“We consider these seasonal jobs as somewhat of a paid internship,” Peterson said. “Looking back, when I worked that first summer as a seasonal on the browse crew in western North Dakota, I think it was important that I got to rub elbows with people working for the Department and get some sort of an understanding of how things worked. Plus, I thought it was pretty good duty to spend the summer in a camper in the badlands.”

Seasonal holding paddlefish

Kevin Frigon (top), Department seasonal employee, with a paddlefish from the Missouri River near Bismarck.

Power said he would bet that 99 percent of the seasonal workers Department personnel interview, and hire, are in college or have recently graduated.

“And I would wager that the majority have an interest in working at the Game and Fish Department for a summer or two because that’s what they are studying in school,” he said. “I will have to say that I’m nothing but impressed with the work ethic of those people we do hire. That, and their passion to make this a way of life, speaks highly of the people who work for us.”

Peterson, Power and Anderson all agree their summer stints on the water sampling fish or on land spraying weeds for the Department was critical in eventually landing full-time positions.

“I thought it was more important than who I knew, but that they knew my work ethic,” Anderson said.

Seasonal planting seed on WMA

Kasen Christiansen (bottom), Department seasonal employee at Lonetree WMA, helps plant a monarch mix on the WMA near Harvey.

Peterson said that mentality hasn’t changed any.

“So, let’s say we have an opening with the Department and we have X number of applicants. After interviewing, there is a two-way tie at the top of the ranking. One of those has a track record with us, is a rock star worker, and the other looks good on paper, but that’s all we know,” Peterson said. “Well, there is your tie-breaker.”

Zach Kjos was hired as a wildlife technician for the Department in Williston in 2018 after working as a seasonal for five years.

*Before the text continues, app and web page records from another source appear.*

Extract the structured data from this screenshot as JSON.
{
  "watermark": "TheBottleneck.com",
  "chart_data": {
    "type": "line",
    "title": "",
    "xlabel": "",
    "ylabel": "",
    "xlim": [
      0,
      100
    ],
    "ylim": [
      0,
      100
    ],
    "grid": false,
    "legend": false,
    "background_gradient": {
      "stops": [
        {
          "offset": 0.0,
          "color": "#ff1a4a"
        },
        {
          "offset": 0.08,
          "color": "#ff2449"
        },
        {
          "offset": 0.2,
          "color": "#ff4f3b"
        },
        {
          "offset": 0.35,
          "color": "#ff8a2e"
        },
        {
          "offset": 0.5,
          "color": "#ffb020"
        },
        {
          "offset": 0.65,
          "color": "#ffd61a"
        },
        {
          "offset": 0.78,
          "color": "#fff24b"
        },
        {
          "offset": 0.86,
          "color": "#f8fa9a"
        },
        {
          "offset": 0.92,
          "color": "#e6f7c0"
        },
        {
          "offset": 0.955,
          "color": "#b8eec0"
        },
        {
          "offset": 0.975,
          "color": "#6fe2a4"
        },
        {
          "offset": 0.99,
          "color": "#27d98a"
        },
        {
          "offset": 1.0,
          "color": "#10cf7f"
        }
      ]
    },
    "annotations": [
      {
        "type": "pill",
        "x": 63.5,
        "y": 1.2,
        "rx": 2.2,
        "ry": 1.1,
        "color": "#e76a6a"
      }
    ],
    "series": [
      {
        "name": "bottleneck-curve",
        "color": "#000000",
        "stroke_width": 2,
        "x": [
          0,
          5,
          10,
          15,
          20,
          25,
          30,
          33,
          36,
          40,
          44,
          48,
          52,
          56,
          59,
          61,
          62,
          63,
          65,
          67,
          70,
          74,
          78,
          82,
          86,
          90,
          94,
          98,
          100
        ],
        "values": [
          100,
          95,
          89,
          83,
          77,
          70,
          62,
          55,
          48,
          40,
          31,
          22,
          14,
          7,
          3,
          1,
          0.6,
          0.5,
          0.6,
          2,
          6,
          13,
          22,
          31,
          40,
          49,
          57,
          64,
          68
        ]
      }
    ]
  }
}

“Working those five years was certainly a plus for getting hired full-time,” he said. “The people who hired me had first-hand knowledge of my work ethic.”

Anderson said agency managers don’t look at seasonal workers as simply that, but rather the next generation of Game and Fish Department employees.

“When you get a good one, you want to keep them forever,” Anderson said.